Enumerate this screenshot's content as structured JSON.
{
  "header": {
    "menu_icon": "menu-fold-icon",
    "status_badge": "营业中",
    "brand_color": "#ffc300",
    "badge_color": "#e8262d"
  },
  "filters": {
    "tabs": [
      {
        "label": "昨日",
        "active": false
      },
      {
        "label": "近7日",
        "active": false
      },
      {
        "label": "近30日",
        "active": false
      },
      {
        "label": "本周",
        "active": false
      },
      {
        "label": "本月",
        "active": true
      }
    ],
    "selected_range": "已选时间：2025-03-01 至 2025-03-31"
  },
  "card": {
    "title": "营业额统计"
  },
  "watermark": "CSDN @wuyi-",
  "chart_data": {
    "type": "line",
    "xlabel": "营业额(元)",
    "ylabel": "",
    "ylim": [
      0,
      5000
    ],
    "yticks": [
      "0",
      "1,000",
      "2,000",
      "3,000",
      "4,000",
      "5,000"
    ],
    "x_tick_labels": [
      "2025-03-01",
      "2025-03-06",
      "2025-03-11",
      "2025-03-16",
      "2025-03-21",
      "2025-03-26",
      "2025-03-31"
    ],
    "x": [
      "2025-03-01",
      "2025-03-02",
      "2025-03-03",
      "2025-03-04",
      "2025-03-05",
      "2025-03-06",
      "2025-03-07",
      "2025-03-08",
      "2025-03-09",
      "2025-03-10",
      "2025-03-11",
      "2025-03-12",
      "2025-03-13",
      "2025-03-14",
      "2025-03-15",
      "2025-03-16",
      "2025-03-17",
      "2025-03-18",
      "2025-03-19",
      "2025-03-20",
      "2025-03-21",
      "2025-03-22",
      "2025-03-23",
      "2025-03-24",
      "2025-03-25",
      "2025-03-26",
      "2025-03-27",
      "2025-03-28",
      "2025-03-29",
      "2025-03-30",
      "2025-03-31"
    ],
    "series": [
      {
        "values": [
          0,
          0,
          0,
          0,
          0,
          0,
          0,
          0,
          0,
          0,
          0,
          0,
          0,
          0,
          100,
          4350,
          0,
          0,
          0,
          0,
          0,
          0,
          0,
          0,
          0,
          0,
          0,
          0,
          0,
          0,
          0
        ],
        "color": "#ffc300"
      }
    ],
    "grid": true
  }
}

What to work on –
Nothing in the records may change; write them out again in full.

Answer space –
Enumerate this screenshot's content as structured JSON.
{
  "header": {
    "menu_icon": "menu-fold-icon",
    "status_badge": "营业中",
    "brand_color": "#ffc300",
    "badge_color": "#e8262d"
  },
  "filters": {
    "tabs": [
      {
        "label": "昨日",
        "active": false
      },
      {
        "label": "近7日",
        "active": false
      },
      {
        "label": "近30日",
        "active": false
      },
      {
        "label": "本周",
        "active": false
      },
      {
        "label": "本月",
        "active": true
      }
    ],
    "selected_range": "已选时间：2025-03-01 至 2025-03-31"
  },
  "card": {
    "title": "营业额统计"
  },
  "watermark": "CSDN @wuyi-",
  "chart_data": {
    "type": "line",
    "xlabel": "营业额(元)",
    "ylabel": "",
    "ylim": [
      0,
      5000
    ],
    "yticks": [
      "0",
      "1,000",
      "2,000",
      "3,000",
      "4,000",
      "5,000"
    ],
    "x_tick_labels": [
      "2025-03-01",
      "2025-03-06",
      "2025-03-11",
      "2025-03-16",
      "2025-03-21",
      "2025-03-26",
      "2025-03-31"
    ],
    "x": [
      "2025-03-01",
      "2025-03-02",
      "2025-03-03",
      "2025-03-04",
      "2025-03-05",
      "2025-03-06",
      "2025-03-07",
      "2025-03-08",
      "2025-03-09",
      "2025-03-10",
      "2025-03-11",
      "2025-03-12",
      "2025-03-13",
      "2025-03-14",
      "2025-03-15",
      "2025-03-16",
      "2025-03-17",
      "2025-03-18",
      "2025-03-19",
      "2025-03-20",
      "2025-03-21",
      "2025-03-22",
      "2025-03-23",
      "2025-03-24",
      "2025-03-25",
      "2025-03-26",
      "2025-03-27",
      "2025-03-28",
      "2025-03-29",
      "2025-03-30",
      "2025-03-31"
    ],
    "series": [
      {
        "values": [
          0,
          0,
          0,
          0,
          0,
          0,
          0,
          0,
          0,
          0,
          0,
          0,
          0,
          0,
          100,
          4350,
          0,
          0,
          0,
          0,
          0,
          0,
          0,
          0,
          0,
          0,
          0,
          0,
          0,
          0,
          0
        ],
        "color": "#ffc300"
      }
    ],
    "grid": true
  }
}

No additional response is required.